No, Crows supporters, it was not a Richmond based conspiracy that caused the Adelaide club to be sanctioned for violating AFL protocols for resuming the Toyota 2020 AFL Premiership competition.
It has not yet emerged which of the other clubs came under scrutiny, but given the situation and the current state of AFL finances, it is doubtful much attention was directed at Gold Coast.
It seems that despite the players prevailing in getting the league to permit families to be included in the league’s hub scheme.
Give them a centimetre and they will take a kilometre appears to be the protocol of players and clubs looking for ways to circumvent the rules and gain a competitive advantage.
Sixteen Crows were handed a one-match ban, but the ban was suspended, as footy players cannot be expected to calculate the correct distance in order to be properly socially distant during a kicking drill.
Assistant coach Ben Hart was not nearly so fortunate. He was handed a ban of six weeks and it is highly doubtful that he can expect the sort of leniency extended to players.

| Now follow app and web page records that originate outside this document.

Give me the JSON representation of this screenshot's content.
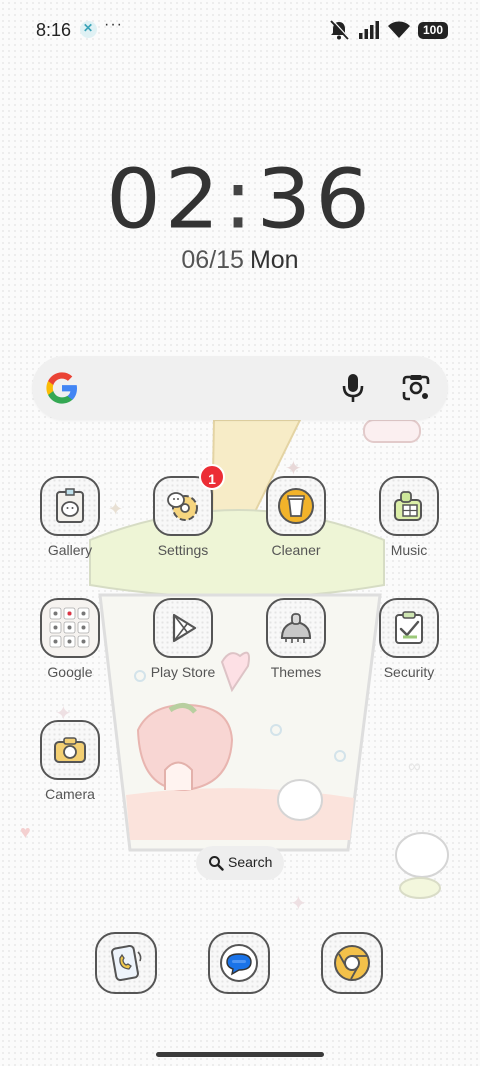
{
  "status_bar": {
    "time": "8:16",
    "overflow": "···",
    "battery": "100",
    "icons": [
      "app-notification-icon",
      "mute-icon",
      "signal-icon",
      "wifi-icon",
      "battery-icon"
    ]
  },
  "clock": {
    "hours": "02",
    "minutes": "36",
    "colon": ":"
  },
  "date": {
    "date": "06/15",
    "weekday": "Mon"
  },
  "search_widget": {
    "icons": [
      "google-logo-icon",
      "mic-icon",
      "lens-icon"
    ]
  },
  "apps": [
    {
      "label": "Gallery",
      "icon": "gallery-icon"
    },
    {
      "label": "Settings",
      "icon": "settings-icon",
      "badge": "1"
    },
    {
      "label": "Cleaner",
      "icon": "cleaner-icon"
    },
    {
      "label": "Music",
      "icon": "music-icon"
    },
    {
      "label": "Google",
      "icon": "google-folder-icon"
    },
    {
      "label": "Play Store",
      "icon": "play-store-icon"
    },
    {
      "label": "Themes",
      "icon": "themes-icon"
    },
    {
      "label": "Security",
      "icon": "security-icon"
    },
    {
      "label": "Camera",
      "icon": "camera-icon"
    }
  ],
  "bottom_search": {
    "label": "Search"
  },
  "dock": [
    {
      "icon": "phone-icon"
    },
    {
      "icon": "messages-icon"
    },
    {
      "icon": "chrome-icon"
    }
  ],
  "colors": {
    "badge": "#ec2d35",
    "icon_outline": "#555555",
    "accent_yellow": "#f2b32a"
  }
}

Assistant coaches are expendable. There are four others working for Adelaide. They can divide Hart’s duties, giving each an additional 25 percent of the work.
Matthew Nicks has taken over as the head coach from Don Pyke. Pyke stood himself down after viewing his failure to win a premiership as a sign that the club would be better off with someone else at the helm.

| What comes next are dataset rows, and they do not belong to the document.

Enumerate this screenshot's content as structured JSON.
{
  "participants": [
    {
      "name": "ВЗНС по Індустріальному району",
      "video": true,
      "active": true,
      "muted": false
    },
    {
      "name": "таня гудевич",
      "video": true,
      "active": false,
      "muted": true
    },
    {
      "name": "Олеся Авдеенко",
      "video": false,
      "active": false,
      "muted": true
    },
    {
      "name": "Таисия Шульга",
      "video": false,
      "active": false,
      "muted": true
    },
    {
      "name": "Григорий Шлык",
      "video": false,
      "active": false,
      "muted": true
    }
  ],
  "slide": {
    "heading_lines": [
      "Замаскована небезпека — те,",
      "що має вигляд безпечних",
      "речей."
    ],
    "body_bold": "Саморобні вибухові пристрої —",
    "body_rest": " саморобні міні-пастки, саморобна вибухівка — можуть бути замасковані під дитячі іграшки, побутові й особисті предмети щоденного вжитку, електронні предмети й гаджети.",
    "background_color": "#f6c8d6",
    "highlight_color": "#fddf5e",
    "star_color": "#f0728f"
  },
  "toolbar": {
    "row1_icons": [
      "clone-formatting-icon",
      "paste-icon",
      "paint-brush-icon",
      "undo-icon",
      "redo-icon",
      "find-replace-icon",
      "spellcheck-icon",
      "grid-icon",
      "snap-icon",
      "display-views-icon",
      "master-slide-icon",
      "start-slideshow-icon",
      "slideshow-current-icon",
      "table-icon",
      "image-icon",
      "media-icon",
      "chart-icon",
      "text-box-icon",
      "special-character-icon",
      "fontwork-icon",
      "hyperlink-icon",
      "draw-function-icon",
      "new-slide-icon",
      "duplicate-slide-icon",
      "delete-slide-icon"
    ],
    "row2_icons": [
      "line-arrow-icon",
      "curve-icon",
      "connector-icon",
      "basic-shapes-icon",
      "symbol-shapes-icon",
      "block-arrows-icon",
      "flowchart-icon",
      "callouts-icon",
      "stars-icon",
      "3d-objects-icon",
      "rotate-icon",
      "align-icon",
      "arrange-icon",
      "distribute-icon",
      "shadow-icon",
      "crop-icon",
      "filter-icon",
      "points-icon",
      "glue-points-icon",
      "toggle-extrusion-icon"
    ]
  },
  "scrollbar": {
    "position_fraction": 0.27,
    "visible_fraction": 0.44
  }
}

It would be an encouraging sign to see the AFL return and a return would hopefully cut down on incidents such as that involving Geelong recruit Jack Steven, who apparently was on the pointy end of a knife to his chest. At least he was not wounded in the back, where most knives hit home.

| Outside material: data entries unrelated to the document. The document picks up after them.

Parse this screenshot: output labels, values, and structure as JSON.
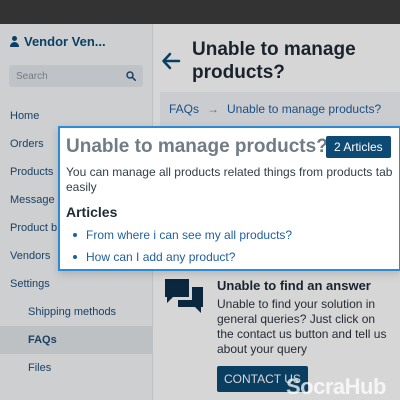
{
  "sidebar": {
    "vendor_name": "Vendor Ven...",
    "search_placeholder": "Search",
    "items": [
      {
        "label": "Home"
      },
      {
        "label": "Orders"
      },
      {
        "label": "Products"
      },
      {
        "label": "Message c"
      },
      {
        "label": "Product b"
      },
      {
        "label": "Vendors"
      },
      {
        "label": "Settings"
      },
      {
        "label": "Shipping methods"
      },
      {
        "label": "FAQs"
      },
      {
        "label": "Files"
      }
    ]
  },
  "main": {
    "title": "Unable to manage products?",
    "breadcrumb": {
      "root": "FAQs",
      "separator": "→",
      "current": "Unable to manage products?"
    }
  },
  "popup": {
    "title": "Unable to manage products?",
    "badge": "2 Articles",
    "description": "You can manage all products related things from products tab easily",
    "articles_heading": "Articles",
    "articles": [
      "From where i can see my all products?",
      "How can I add any product?"
    ]
  },
  "help": {
    "title": "Unable to find an answer",
    "text": "Unable to find your solution in general queries? Just click on the contact us button and tell us about your query",
    "button": "CONTACT US"
  },
  "watermark": "SocraHub",
  "colors": {
    "primary": "#0d4a74",
    "link": "#1f5f9f",
    "popup_border": "#2a8bd8"
  }
}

The details of the incident have yet to emerge, but the 11-season St. Kilda veteran is in far worse shape for his violation of social distancing than any of the Adelaide outfit.
We have to allow, though, that maybe the knife was thrown.